**What to work on:** Output the data as it stands. Each line must match exactly.

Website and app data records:
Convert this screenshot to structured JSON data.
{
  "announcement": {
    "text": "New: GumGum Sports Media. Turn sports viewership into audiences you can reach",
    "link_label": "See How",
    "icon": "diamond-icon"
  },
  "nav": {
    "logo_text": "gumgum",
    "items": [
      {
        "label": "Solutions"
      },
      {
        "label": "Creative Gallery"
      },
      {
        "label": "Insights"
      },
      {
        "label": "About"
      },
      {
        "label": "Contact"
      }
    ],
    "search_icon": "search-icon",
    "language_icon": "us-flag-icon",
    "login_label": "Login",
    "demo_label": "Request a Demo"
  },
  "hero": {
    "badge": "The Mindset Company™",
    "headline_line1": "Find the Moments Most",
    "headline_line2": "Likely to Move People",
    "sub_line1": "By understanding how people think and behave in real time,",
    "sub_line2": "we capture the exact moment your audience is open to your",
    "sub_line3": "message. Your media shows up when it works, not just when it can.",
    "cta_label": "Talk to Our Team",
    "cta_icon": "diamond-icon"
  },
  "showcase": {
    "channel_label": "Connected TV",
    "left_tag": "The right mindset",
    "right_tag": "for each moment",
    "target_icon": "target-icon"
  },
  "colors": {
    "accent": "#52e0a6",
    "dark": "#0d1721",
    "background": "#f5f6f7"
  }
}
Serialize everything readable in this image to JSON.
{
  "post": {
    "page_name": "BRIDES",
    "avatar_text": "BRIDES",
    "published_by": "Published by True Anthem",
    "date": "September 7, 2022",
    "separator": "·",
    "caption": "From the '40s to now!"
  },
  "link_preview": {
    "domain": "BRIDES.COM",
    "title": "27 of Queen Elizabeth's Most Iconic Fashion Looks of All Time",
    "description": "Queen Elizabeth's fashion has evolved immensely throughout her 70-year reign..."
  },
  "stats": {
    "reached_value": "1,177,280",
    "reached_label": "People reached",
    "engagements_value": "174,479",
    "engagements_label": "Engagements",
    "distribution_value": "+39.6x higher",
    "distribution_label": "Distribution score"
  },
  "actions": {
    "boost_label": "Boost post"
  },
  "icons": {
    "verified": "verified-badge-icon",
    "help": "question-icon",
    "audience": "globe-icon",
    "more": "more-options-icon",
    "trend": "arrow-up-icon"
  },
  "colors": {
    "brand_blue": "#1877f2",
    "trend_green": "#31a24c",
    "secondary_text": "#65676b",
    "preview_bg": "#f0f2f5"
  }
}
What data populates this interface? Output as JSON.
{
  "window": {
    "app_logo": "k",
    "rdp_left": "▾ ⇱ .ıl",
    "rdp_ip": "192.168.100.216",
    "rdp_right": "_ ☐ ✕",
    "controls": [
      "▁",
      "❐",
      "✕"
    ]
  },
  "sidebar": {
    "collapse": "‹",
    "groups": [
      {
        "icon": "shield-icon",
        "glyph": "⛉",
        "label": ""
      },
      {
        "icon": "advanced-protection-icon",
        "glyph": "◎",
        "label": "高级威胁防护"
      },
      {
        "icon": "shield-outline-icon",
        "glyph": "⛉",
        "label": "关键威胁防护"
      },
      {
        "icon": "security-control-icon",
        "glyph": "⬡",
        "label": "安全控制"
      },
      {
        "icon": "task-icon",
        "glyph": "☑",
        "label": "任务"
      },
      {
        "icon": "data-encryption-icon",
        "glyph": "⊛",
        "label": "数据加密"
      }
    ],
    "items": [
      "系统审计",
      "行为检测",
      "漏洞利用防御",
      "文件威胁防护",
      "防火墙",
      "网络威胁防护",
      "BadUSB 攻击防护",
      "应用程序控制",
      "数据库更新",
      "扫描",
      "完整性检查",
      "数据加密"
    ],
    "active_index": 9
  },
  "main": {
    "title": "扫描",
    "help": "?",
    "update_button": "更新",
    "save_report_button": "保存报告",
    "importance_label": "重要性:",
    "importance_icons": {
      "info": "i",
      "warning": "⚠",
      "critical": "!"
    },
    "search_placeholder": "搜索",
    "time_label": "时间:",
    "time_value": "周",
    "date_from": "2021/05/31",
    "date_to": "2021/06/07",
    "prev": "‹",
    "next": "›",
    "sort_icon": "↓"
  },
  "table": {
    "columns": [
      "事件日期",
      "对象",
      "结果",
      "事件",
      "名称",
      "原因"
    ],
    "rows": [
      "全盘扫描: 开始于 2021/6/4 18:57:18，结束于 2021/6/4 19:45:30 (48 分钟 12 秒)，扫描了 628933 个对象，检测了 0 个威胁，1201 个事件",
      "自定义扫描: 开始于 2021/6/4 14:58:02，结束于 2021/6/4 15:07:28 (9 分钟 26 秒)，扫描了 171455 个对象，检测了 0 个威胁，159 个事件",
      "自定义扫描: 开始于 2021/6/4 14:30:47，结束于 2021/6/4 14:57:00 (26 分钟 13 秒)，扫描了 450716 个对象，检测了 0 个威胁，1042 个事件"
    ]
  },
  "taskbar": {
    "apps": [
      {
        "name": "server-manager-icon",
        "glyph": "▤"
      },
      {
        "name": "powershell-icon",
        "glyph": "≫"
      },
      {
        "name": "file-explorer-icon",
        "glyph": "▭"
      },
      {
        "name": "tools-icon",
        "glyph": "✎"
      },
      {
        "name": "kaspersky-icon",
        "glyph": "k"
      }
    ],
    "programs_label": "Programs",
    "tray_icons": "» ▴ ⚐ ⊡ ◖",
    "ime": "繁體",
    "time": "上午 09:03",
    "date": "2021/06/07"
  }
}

**Response box:**
Convert this screenshot to structured JSON data.
{
  "announcement": {
    "text": "New: GumGum Sports Media. Turn sports viewership into audiences you can reach",
    "link_label": "See How",
    "icon": "diamond-icon"
  },
  "nav": {
    "logo_text": "gumgum",
    "items": [
      {
        "label": "Solutions"
      },
      {
        "label": "Creative Gallery"
      },
      {
        "label": "Insights"
      },
      {
        "label": "About"
      },
      {
        "label": "Contact"
      }
    ],
    "search_icon": "search-icon",
    "language_icon": "us-flag-icon",
    "login_label": "Login",
    "demo_label": "Request a Demo"
  },
  "hero": {
    "badge": "The Mindset Company™",
    "headline_line1": "Find the Moments Most",
    "headline_line2": "Likely to Move People",
    "sub_line1": "By understanding how people think and behave in real time,",
    "sub_line2": "we capture the exact moment your audience is open to your",
    "sub_line3": "message. Your media shows up when it works, not just when it can.",
    "cta_label": "Talk to Our Team",
    "cta_icon": "diamond-icon"
  },
  "showcase": {
    "channel_label": "Connected TV",
    "left_tag": "The right mindset",
    "right_tag": "for each moment",
    "target_icon": "target-icon"
  },
  "colors": {
    "accent": "#52e0a6",
    "dark": "#0d1721",
    "background": "#f5f6f7"
  }
}
Serialize everything readable in this image to JSON.
{
  "post": {
    "page_name": "BRIDES",
    "avatar_text": "BRIDES",
    "published_by": "Published by True Anthem",
    "date": "September 7, 2022",
    "separator": "·",
    "caption": "From the '40s to now!"
  },
  "link_preview": {
    "domain": "BRIDES.COM",
    "title": "27 of Queen Elizabeth's Most Iconic Fashion Looks of All Time",
    "description": "Queen Elizabeth's fashion has evolved immensely throughout her 70-year reign..."
  },
  "stats": {
    "reached_value": "1,177,280",
    "reached_label": "People reached",
    "engagements_value": "174,479",
    "engagements_label": "Engagements",
    "distribution_value": "+39.6x higher",
    "distribution_label": "Distribution score"
  },
  "actions": {
    "boost_label": "Boost post"
  },
  "icons": {
    "verified": "verified-badge-icon",
    "help": "question-icon",
    "audience": "globe-icon",
    "more": "more-options-icon",
    "trend": "arrow-up-icon"
  },
  "colors": {
    "brand_blue": "#1877f2",
    "trend_green": "#31a24c",
    "secondary_text": "#65676b",
    "preview_bg": "#f0f2f5"
  }
}
What data populates this interface? Output as JSON.
{
  "window": {
    "app_logo": "k",
    "rdp_left": "▾ ⇱ .ıl",
    "rdp_ip": "192.168.100.216",
    "rdp_right": "_ ☐ ✕",
    "controls": [
      "▁",
      "❐",
      "✕"
    ]
  },
  "sidebar": {
    "collapse": "‹",
    "groups": [
      {
        "icon": "shield-icon",
        "glyph": "⛉",
        "label": ""
      },
      {
        "icon": "advanced-protection-icon",
        "glyph": "◎",
        "label": "高级威胁防护"
      },
      {
        "icon": "shield-outline-icon",
        "glyph": "⛉",
        "label": "关键威胁防护"
      },
      {
        "icon": "security-control-icon",
        "glyph": "⬡",
        "label": "安全控制"
      },
      {
        "icon": "task-icon",
        "glyph": "☑",
        "label": "任务"
      },
      {
        "icon": "data-encryption-icon",
        "glyph": "⊛",
        "label": "数据加密"
      }
    ],
    "items": [
      "系统审计",
      "行为检测",
      "漏洞利用防御",
      "文件威胁防护",
      "防火墙",
      "网络威胁防护",
      "BadUSB 攻击防护",
      "应用程序控制",
      "数据库更新",
      "扫描",
      "完整性检查",
      "数据加密"
    ],
    "active_index": 9
  },
  "main": {
    "title": "扫描",
    "help": "?",
    "update_button": "更新",
    "save_report_button": "保存报告",
    "importance_label": "重要性:",
    "importance_icons": {
      "info": "i",
      "warning": "⚠",
      "critical": "!"
    },
    "search_placeholder": "搜索",
    "time_label": "时间:",
    "time_value": "周",
    "date_from": "2021/05/31",
    "date_to": "2021/06/07",
    "prev": "‹",
    "next": "›",
    "sort_icon": "↓"
  },
  "table": {
    "columns": [
      "事件日期",
      "对象",
      "结果",
      "事件",
      "名称",
      "原因"
    ],
    "rows": [
      "全盘扫描: 开始于 2021/6/4 18:57:18，结束于 2021/6/4 19:45:30 (48 分钟 12 秒)，扫描了 628933 个对象，检测了 0 个威胁，1201 个事件",
      "自定义扫描: 开始于 2021/6/4 14:58:02，结束于 2021/6/4 15:07:28 (9 分钟 26 秒)，扫描了 171455 个对象，检测了 0 个威胁，159 个事件",
      "自定义扫描: 开始于 2021/6/4 14:30:47，结束于 2021/6/4 14:57:00 (26 分钟 13 秒)，扫描了 450716 个对象，检测了 0 个威胁，1042 个事件"
    ]
  },
  "taskbar": {
    "apps": [
      {
        "name": "server-manager-icon",
        "glyph": "▤"
      },
      {
        "name": "powershell-icon",
        "glyph": "≫"
      },
      {
        "name": "file-explorer-icon",
        "glyph": "▭"
      },
      {
        "name": "tools-icon",
        "glyph": "✎"
      },
      {
        "name": "kaspersky-icon",
        "glyph": "k"
      }
    ],
    "programs_label": "Programs",
    "tray_icons": "» ▴ ⚐ ⊡ ◖",
    "ime": "繁體",
    "time": "上午 09:03",
    "date": "2021/06/07"
  }
}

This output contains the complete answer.